We become better project managers when we have empathy for the communities we serve. It's always nice when a project goes well, but better project managers look beyond the numbers and understand how a project impacts the community as a whole.
Toni Haider, SEH project manager

9. Voluntary “why” communicator

Good communicators will send emails every so often and provide thorough updates at periodice team-client meetings. Better communicators are transparent; they proactively, frequently and openly provide you with the "why" behind recommendations, decisions and actions. This approach creates an environment without surprises; one where you understand all decisions along the way, without having to seek out this information. As opposed to at the end of the project, which can cause delays in delivery. 

Any good project manager can provide necessary updates regarding schedule and budget. Better project managers provide the ‘why’ behind recommendations, decisions and actions. This creates a ‘no surprises’ environment, avoids reverse decision making and prevents delays in project delivery.
Toby Muse, SEH project manager

The better project manager approach isn't born in a day. Make sure your project manager runs the marathon, not the sprint; constantly assesses the big picture; actively listens; earns your trust; and has the right kind of experience to properly lead your project where you want it to go.

Access your complimentary copy of the Better Project Manager infographic below. For deeper insight into quality project management and how to plan and deliver a better engineering project, access the eBook noted above!

About the Experts

Jenna Obernolte

Jenna Obernolte, PE* is an experienced senior engineer and SEH’s Rochester office civil engineering practice center leader. Her passion rests in helping others find success, colleagues and clients alike. Learn more about Jenna's role, experience and how she's inspiring "unprecedented confidence" in her clients.
Contact Jenna

Toby Muse

Toby Muse, PE** is a civil engineer and seasoned project manager who works with public clients to design efficient, safe and useable trail, roadway, utility and municipal transportation system assets.

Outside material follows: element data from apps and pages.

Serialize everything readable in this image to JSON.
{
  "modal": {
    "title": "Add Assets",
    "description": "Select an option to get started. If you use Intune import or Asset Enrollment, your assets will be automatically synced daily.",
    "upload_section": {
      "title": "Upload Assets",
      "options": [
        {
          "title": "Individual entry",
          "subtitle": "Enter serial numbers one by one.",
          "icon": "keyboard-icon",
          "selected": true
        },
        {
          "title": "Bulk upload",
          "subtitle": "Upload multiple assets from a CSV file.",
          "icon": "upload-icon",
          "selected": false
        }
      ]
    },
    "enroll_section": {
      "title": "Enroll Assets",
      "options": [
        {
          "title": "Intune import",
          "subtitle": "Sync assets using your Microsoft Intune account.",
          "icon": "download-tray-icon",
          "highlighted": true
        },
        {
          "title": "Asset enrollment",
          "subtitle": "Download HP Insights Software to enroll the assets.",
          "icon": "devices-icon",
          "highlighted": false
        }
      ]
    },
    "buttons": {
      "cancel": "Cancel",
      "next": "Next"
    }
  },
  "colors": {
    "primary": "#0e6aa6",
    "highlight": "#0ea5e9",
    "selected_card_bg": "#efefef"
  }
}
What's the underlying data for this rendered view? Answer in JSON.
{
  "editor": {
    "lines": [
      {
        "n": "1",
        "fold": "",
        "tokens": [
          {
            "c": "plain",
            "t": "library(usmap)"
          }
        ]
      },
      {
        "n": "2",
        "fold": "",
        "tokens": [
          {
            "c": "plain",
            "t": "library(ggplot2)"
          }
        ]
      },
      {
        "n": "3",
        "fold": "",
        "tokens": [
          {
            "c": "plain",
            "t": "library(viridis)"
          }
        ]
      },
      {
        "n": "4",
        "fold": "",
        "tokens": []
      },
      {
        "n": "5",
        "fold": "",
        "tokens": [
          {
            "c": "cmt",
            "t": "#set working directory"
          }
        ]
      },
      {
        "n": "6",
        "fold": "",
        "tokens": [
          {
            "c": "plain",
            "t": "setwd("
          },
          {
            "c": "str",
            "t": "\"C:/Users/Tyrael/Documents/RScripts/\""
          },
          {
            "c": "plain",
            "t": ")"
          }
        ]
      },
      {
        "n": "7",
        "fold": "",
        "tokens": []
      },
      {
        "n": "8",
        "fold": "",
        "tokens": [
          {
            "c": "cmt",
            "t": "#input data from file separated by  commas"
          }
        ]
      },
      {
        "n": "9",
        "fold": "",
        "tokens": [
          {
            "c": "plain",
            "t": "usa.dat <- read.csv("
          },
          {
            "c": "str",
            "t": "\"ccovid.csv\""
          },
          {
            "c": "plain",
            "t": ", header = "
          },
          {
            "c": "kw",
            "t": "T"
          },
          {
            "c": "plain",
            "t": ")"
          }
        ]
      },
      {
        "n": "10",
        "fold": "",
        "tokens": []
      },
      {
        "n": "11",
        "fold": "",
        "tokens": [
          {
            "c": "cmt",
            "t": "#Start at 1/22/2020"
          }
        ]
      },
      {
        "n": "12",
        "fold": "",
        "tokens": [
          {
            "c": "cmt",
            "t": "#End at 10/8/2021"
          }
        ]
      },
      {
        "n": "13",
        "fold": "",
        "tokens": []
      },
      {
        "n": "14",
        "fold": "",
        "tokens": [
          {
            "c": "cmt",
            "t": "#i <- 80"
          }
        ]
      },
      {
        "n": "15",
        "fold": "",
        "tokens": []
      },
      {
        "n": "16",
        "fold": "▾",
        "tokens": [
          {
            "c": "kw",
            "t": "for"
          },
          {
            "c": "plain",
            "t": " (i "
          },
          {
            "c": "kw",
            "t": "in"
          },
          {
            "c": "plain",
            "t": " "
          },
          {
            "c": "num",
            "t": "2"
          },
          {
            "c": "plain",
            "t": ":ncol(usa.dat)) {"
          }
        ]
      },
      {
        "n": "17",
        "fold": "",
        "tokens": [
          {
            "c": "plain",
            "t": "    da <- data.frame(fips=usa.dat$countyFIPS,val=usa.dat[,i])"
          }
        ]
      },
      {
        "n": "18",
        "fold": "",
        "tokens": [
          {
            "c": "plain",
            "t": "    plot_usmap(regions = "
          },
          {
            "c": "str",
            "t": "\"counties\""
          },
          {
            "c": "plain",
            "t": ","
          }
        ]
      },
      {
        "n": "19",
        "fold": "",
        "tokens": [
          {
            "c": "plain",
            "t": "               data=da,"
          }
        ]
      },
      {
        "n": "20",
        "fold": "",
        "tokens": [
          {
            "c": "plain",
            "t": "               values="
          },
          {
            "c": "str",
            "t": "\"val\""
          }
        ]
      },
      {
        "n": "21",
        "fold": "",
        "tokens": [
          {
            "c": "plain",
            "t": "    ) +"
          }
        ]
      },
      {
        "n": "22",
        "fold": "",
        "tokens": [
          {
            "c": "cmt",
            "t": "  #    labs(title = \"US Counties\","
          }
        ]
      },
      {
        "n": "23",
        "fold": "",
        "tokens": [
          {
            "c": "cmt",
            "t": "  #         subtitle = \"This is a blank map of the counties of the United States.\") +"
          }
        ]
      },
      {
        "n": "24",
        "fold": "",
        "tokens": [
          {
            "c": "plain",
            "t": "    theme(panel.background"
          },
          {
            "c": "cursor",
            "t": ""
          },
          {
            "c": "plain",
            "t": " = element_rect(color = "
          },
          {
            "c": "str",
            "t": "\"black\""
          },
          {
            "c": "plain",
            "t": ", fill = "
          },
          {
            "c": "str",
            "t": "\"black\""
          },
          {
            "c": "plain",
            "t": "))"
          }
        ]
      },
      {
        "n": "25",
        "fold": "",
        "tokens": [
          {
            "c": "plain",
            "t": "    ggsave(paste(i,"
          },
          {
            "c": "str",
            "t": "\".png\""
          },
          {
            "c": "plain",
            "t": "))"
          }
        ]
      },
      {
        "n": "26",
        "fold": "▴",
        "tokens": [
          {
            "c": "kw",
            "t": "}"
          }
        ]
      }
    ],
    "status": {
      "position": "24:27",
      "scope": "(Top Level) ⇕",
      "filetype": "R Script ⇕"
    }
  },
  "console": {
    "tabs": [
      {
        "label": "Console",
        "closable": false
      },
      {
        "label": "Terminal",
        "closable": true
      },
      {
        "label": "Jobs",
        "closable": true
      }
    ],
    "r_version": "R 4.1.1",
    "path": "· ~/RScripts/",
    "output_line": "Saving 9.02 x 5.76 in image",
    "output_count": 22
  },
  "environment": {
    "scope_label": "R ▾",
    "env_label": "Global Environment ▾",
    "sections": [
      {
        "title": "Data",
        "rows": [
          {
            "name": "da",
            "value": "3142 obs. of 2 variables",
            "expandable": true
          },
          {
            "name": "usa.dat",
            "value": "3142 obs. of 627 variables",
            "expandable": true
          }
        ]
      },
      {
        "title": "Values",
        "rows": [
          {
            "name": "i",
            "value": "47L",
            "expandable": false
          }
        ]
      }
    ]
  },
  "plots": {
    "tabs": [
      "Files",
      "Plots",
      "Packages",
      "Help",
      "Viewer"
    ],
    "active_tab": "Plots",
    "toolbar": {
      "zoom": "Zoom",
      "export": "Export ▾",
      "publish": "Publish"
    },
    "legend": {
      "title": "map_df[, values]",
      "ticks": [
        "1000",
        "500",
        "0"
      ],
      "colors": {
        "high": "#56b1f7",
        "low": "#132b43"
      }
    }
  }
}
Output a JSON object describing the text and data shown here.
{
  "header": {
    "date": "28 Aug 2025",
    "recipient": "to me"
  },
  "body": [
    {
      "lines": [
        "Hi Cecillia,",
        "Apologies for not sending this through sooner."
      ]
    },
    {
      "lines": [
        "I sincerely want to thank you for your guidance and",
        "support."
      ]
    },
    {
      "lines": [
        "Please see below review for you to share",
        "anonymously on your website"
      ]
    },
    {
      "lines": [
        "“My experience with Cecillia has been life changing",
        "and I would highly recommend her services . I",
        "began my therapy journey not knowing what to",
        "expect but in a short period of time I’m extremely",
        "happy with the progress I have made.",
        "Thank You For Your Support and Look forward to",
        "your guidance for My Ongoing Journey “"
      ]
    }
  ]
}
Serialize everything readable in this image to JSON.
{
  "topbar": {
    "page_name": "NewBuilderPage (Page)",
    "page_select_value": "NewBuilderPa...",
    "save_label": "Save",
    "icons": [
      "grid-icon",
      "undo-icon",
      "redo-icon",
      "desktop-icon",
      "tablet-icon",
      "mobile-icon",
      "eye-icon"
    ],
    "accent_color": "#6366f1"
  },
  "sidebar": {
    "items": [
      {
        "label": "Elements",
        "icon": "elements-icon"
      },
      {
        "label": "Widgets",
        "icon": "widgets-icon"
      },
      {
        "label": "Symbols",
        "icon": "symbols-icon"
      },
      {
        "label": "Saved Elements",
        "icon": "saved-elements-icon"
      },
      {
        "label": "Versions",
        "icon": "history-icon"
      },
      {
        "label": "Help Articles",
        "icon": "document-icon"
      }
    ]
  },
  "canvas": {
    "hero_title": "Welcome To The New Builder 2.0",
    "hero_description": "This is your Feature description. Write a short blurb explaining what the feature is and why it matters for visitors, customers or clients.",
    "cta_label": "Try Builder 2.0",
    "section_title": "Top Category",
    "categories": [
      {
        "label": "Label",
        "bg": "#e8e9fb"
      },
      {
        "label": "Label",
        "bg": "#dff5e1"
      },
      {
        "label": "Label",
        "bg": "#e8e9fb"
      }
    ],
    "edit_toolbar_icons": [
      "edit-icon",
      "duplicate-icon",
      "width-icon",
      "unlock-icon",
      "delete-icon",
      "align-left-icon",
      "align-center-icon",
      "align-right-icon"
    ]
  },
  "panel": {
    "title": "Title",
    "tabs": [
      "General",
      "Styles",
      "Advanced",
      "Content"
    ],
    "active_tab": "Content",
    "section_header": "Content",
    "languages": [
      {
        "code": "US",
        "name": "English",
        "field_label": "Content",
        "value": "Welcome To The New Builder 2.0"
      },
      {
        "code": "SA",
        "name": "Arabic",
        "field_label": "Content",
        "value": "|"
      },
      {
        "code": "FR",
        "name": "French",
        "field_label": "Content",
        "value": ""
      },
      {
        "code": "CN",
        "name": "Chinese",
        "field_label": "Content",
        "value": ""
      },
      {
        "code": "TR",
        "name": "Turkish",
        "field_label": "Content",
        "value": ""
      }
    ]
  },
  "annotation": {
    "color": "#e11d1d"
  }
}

Toby served as project manager for the award-winning Nine Mile Creek Regional Trail (view the interactive case study here).
Contact Toby

*Registered Professional Engineer in MN, IA
**Registered Professional Engineer in MN

How to Plan and Deliver a Better Engineering Project

Featuring practical tips, key steps and industry trends from seasoned A/E experts, this free 50-page eBook can serve as your guide to developing and delivering a “better” engineering project.